===== SUPPLIED INFORMATION =====
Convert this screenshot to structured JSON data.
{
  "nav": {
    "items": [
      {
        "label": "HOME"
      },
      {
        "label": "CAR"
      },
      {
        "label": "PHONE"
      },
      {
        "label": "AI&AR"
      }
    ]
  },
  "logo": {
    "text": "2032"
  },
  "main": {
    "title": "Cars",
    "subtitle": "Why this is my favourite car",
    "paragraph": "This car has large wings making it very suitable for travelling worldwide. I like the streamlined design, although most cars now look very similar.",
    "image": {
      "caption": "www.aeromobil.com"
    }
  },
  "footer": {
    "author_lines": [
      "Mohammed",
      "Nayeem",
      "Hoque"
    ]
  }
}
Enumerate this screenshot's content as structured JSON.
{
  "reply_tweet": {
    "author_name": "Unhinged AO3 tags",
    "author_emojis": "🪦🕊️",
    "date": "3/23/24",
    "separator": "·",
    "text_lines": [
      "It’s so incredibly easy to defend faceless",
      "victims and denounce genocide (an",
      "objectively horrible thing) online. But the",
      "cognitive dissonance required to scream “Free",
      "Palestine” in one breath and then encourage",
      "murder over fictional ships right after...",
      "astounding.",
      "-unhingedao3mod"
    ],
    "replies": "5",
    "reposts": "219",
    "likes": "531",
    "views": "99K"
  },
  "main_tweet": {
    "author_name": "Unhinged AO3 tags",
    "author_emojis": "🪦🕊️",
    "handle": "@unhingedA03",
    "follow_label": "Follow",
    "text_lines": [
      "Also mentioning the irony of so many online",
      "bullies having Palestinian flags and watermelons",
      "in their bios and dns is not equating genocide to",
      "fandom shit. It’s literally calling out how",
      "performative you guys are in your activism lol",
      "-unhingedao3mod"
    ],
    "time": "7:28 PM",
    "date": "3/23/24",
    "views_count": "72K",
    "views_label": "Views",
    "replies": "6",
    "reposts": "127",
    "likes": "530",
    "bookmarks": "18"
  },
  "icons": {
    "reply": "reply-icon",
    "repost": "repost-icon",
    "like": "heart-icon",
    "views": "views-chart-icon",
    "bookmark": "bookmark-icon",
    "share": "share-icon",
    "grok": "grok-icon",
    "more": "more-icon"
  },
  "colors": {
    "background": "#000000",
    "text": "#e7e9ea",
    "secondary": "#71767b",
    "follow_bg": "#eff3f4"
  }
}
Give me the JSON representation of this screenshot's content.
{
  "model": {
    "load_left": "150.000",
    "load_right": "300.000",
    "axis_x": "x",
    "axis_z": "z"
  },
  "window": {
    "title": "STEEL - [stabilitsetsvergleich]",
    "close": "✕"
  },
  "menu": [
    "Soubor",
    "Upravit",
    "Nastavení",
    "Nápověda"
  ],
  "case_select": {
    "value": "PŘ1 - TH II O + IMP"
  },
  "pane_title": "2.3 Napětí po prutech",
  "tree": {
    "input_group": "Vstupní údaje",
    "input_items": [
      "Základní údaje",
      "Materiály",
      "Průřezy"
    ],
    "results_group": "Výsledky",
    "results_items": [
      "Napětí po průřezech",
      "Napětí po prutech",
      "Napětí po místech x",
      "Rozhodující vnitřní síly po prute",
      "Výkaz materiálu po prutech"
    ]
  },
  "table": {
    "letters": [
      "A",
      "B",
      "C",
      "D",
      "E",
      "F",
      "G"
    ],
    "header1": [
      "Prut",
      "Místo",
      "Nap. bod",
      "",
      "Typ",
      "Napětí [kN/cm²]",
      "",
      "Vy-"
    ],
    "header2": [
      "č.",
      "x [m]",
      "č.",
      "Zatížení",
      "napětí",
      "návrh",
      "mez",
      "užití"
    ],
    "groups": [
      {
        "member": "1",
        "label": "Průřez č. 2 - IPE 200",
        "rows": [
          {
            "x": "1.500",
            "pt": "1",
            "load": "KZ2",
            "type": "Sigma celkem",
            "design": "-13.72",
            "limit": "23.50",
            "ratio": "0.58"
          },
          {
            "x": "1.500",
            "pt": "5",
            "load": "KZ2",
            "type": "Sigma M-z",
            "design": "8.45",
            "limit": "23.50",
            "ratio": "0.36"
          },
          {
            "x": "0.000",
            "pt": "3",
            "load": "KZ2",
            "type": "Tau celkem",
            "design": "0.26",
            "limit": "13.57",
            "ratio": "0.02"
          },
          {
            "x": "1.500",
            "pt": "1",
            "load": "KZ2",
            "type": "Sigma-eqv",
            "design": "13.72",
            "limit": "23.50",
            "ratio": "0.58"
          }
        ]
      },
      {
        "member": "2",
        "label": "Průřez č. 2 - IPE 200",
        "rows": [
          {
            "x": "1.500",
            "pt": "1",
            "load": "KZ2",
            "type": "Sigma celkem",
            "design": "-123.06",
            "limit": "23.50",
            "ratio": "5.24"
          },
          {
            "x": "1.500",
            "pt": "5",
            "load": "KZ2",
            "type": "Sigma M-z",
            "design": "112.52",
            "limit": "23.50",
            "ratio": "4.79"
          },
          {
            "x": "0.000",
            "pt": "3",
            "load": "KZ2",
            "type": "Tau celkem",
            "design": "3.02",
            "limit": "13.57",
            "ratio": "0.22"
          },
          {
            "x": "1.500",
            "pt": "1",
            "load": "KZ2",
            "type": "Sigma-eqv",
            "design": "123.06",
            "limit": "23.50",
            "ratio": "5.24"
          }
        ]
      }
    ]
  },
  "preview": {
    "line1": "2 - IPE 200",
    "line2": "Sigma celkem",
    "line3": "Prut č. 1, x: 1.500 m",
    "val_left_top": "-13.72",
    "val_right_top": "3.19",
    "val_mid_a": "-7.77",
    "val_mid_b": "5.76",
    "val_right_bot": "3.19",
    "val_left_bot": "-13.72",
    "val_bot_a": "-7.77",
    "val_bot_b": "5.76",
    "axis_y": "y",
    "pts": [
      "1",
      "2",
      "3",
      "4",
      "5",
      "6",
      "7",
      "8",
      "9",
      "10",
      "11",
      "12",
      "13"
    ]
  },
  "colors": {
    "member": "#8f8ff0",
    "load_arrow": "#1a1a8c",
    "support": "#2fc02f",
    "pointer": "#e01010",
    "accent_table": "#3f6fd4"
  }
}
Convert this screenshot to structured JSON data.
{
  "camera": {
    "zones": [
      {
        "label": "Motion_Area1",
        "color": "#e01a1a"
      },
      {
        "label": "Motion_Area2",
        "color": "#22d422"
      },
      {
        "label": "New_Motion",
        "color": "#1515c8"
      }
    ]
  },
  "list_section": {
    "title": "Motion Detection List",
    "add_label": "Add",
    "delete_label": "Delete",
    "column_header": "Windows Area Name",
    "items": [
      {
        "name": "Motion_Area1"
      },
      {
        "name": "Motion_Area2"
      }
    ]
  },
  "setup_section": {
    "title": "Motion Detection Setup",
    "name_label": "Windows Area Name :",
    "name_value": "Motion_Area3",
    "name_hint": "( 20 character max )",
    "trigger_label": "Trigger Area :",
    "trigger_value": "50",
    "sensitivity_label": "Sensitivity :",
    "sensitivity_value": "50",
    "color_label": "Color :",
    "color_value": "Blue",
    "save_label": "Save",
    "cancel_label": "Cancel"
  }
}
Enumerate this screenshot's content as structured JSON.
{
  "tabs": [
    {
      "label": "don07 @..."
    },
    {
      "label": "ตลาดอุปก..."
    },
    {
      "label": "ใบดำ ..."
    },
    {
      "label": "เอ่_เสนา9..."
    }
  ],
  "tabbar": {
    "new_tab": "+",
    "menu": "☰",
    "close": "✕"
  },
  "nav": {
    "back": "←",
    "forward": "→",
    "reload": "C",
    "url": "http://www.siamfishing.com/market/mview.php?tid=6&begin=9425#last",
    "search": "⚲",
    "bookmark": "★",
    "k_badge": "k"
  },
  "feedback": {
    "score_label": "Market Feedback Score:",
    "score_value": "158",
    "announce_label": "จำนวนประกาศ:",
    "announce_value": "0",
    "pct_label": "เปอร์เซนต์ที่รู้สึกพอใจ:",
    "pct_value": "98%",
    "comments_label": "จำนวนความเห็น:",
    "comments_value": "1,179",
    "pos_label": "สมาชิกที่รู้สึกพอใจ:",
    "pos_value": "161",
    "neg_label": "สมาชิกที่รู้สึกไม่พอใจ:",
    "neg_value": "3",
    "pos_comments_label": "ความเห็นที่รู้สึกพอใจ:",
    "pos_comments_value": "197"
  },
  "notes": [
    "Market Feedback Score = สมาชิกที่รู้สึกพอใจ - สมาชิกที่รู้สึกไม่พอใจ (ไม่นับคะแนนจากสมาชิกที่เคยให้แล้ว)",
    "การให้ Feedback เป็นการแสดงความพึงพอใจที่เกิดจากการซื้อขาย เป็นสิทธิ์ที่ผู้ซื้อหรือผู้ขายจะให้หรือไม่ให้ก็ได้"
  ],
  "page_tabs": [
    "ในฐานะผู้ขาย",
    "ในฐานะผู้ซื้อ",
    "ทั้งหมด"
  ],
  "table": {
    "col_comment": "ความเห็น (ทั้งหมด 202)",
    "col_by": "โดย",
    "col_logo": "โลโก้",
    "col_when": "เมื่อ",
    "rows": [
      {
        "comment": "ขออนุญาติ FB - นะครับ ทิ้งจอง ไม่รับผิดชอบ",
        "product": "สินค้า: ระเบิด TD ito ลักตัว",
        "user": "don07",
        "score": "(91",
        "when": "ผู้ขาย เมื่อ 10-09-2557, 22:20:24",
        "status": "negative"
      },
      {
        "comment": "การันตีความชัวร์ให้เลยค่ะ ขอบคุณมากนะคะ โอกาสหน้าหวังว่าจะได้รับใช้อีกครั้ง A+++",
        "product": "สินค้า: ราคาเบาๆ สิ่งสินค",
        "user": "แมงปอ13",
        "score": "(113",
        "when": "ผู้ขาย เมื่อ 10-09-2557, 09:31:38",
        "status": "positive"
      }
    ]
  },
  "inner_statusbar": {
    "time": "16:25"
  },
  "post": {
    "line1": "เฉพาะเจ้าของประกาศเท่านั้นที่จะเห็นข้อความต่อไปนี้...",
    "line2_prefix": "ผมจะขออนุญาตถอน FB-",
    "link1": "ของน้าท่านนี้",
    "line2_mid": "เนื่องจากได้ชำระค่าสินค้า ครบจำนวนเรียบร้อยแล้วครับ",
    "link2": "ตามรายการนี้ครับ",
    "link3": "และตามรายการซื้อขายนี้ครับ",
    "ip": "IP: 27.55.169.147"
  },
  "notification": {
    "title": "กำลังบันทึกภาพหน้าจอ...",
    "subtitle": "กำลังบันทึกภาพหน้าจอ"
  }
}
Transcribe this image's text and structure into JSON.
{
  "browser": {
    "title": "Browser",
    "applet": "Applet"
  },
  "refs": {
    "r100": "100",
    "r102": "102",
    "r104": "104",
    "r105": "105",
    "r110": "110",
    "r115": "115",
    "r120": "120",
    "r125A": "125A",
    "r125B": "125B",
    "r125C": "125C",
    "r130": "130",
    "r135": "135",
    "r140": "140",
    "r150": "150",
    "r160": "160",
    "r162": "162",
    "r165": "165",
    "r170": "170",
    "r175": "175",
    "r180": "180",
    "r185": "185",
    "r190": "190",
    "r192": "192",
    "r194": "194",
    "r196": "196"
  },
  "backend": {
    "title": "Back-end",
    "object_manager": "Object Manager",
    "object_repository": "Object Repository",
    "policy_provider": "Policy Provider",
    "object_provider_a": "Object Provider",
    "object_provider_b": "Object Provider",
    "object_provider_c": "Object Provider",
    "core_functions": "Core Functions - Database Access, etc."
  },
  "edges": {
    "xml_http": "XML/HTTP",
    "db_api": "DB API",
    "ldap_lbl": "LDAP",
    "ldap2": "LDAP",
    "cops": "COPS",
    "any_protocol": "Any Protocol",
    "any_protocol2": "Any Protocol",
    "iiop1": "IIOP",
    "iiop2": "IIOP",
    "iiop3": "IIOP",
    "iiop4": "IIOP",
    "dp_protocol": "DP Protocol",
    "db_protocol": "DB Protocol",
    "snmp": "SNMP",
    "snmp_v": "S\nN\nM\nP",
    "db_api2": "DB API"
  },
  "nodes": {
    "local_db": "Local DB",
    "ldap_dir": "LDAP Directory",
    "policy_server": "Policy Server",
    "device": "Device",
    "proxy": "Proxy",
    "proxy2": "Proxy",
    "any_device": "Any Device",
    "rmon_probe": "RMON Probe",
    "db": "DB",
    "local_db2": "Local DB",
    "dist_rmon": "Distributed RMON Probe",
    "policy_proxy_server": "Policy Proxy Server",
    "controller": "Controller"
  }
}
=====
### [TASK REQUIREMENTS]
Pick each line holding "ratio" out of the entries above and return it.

### [RESPONSE BELOW]
            "ratio": "0.58"
            "ratio": "0.36"
            "ratio": "0.02"
            "ratio": "0.58"
            "ratio": "5.24"
            "ratio": "4.79"
            "ratio": "0.22"
            "ratio": "5.24"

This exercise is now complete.